Wily Peralta hit Justin Morneau with a high hard one in last night’s Pirates-Brewers game and benches emptied:
After the game, Peralta was asked if he threw at Morneau on purpose. Here’s what he said:
“It wasn’t on purpose,” said Peralta. “We tried to go up and in. The ball slipped out of my hand and go right up and hit him. I don’t want to hit him, especially in that situation.”
Of course, Morneau came to the plate right after Andrew McCutchen hit a homer (after which some might think was admiring it, but in reality he wasn’t sure where the ball went). Yet, at the time, the Brewers still had a four run lead and there was, of course, no one on base. Which pretty much makes that the EXACT situation someone would throw at a batter if one were so inclined. So spare me the “in that situation” talk, dude.
Let’s see a suspension for Peralta today, MLB. He clearly threw at a guy’s head on purpose. A guy who lost a huge chunk of time as well as his MVP-level mojo thanks to multiple concussions.
Marco Estrada and the Blue Jays have agreed to a one-year, $13 million extension with the Blue Jays, reports Jon Morosi of MLB.com. Last night Morosi reported that the sides were near a deal.
This extension is, functionally, like adding a year on to his old deal, which paid him $26 million for the 2016-17 seasons.

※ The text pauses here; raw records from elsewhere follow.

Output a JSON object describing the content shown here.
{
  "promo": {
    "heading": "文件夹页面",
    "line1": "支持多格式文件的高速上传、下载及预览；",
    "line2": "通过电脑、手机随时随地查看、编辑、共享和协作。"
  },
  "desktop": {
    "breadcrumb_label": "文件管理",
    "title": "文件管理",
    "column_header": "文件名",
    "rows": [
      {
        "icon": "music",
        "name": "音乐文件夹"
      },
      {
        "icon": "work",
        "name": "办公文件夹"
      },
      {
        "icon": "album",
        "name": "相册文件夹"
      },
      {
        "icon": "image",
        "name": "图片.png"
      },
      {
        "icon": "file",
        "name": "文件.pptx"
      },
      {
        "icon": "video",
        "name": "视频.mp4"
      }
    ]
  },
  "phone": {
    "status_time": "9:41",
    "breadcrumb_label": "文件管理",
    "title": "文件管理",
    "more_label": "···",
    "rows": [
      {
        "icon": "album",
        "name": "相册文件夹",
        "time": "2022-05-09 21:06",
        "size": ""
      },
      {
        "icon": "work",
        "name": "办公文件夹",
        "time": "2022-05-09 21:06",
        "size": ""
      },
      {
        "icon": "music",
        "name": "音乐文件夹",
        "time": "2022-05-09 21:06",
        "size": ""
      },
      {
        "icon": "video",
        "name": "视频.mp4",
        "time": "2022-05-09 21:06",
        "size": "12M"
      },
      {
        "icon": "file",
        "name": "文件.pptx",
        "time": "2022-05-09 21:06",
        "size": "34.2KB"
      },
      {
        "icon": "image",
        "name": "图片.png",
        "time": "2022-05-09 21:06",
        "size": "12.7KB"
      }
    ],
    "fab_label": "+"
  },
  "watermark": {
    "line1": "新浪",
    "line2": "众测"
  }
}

As Bill noted last night. while the 34-year-old right-hander has a subpar 4.84 ERA on the season, he has a solid 170/67 K/BB ratio in 176.2 innings this year and has improved in the second half.
Adrian Walker of the Boston Globe reports that the Boston Red Sox will air an anti-racism public service announcement at Fenway Park before their game on September 28. This is part of a large campaign backed by the Sox, the Boston Bruins, Boston Celtics, New England Patriots and New England Revolution “featuring athletes calling on fans to take a stand against racism and hate speech at sports venues.”
This comes in the wake of a group of protesters hanging an anti-racism banner in Fenway Park last week which, in turn came a few months after Adam Jones, like many visiting players of color before him, claimed that racial epithets were hurled at him by fans in the Fenway bleachers.
Red Sox CEO Sam Kennedy tells the globe that the Jones incident is what inspired the PSA campaign:
“When the incidents in May occurred, one of the first things we recognized was sports teams are high-profile, and we have the opportunity to help lead a high-level discussion around this,” he said. “We wanted to take the lead in taking a stand against racism.”